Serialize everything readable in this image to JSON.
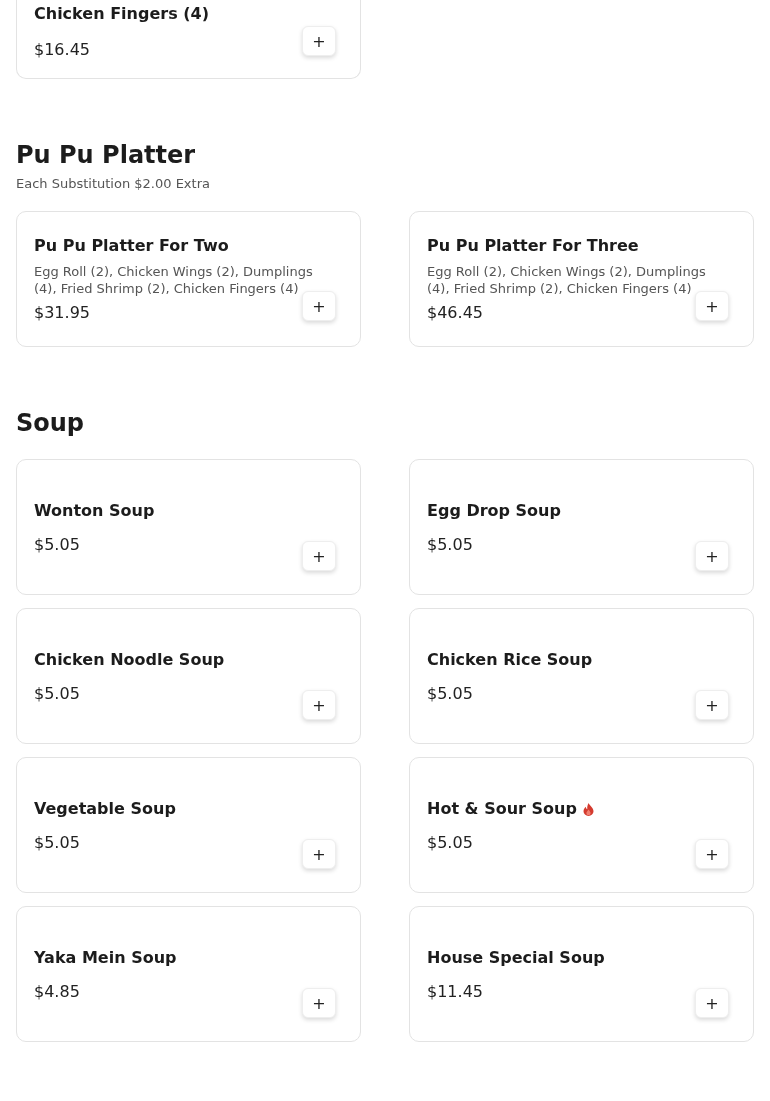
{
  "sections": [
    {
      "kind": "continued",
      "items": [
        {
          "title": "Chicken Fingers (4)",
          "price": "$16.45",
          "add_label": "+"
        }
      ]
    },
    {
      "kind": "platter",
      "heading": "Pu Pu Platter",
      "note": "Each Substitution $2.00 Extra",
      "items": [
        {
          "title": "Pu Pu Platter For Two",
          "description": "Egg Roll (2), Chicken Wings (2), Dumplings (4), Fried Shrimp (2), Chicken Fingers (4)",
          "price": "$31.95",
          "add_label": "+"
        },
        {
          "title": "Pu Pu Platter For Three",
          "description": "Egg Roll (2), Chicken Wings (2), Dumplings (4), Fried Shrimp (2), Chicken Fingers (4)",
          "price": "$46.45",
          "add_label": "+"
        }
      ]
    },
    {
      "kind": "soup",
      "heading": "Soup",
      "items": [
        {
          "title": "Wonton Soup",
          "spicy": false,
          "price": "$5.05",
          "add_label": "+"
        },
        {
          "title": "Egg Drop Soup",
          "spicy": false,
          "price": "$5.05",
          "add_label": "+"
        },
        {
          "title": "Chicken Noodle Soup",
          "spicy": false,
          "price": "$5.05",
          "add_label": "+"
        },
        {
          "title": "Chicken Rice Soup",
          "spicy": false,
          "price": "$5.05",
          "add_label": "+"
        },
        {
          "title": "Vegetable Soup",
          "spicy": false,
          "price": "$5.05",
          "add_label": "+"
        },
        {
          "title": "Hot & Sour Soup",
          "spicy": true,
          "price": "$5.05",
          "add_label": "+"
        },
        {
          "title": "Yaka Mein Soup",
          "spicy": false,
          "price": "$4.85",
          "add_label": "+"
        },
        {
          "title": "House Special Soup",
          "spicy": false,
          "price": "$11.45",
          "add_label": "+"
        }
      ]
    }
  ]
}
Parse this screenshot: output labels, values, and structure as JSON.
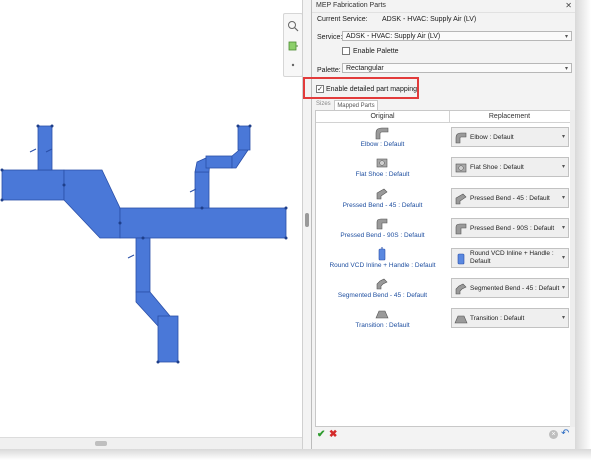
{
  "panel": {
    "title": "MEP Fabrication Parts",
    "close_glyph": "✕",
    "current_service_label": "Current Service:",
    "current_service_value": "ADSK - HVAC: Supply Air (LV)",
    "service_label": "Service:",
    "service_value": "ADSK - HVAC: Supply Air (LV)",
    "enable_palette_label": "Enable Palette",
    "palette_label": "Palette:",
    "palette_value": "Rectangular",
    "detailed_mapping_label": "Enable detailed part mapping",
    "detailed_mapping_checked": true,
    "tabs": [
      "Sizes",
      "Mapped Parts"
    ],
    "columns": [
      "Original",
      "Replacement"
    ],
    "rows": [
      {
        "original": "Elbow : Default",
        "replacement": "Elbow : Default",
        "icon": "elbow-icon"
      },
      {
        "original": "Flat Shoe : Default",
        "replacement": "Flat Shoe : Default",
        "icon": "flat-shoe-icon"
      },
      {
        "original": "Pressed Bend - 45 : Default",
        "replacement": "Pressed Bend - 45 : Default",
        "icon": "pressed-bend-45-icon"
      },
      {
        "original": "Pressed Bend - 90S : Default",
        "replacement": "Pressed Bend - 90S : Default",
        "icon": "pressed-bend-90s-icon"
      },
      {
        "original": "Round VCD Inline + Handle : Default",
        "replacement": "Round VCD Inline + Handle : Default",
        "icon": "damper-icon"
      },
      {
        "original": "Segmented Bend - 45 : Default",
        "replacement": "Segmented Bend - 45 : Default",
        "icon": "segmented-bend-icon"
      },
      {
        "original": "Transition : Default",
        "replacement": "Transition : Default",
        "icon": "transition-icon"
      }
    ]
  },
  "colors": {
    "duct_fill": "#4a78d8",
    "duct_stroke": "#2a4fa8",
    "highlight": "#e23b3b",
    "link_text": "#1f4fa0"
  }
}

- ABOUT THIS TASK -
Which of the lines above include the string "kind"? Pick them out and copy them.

- WRITTEN ANSWER -
      "kind": "continued",
      "kind": "platter",
      "kind": "soup",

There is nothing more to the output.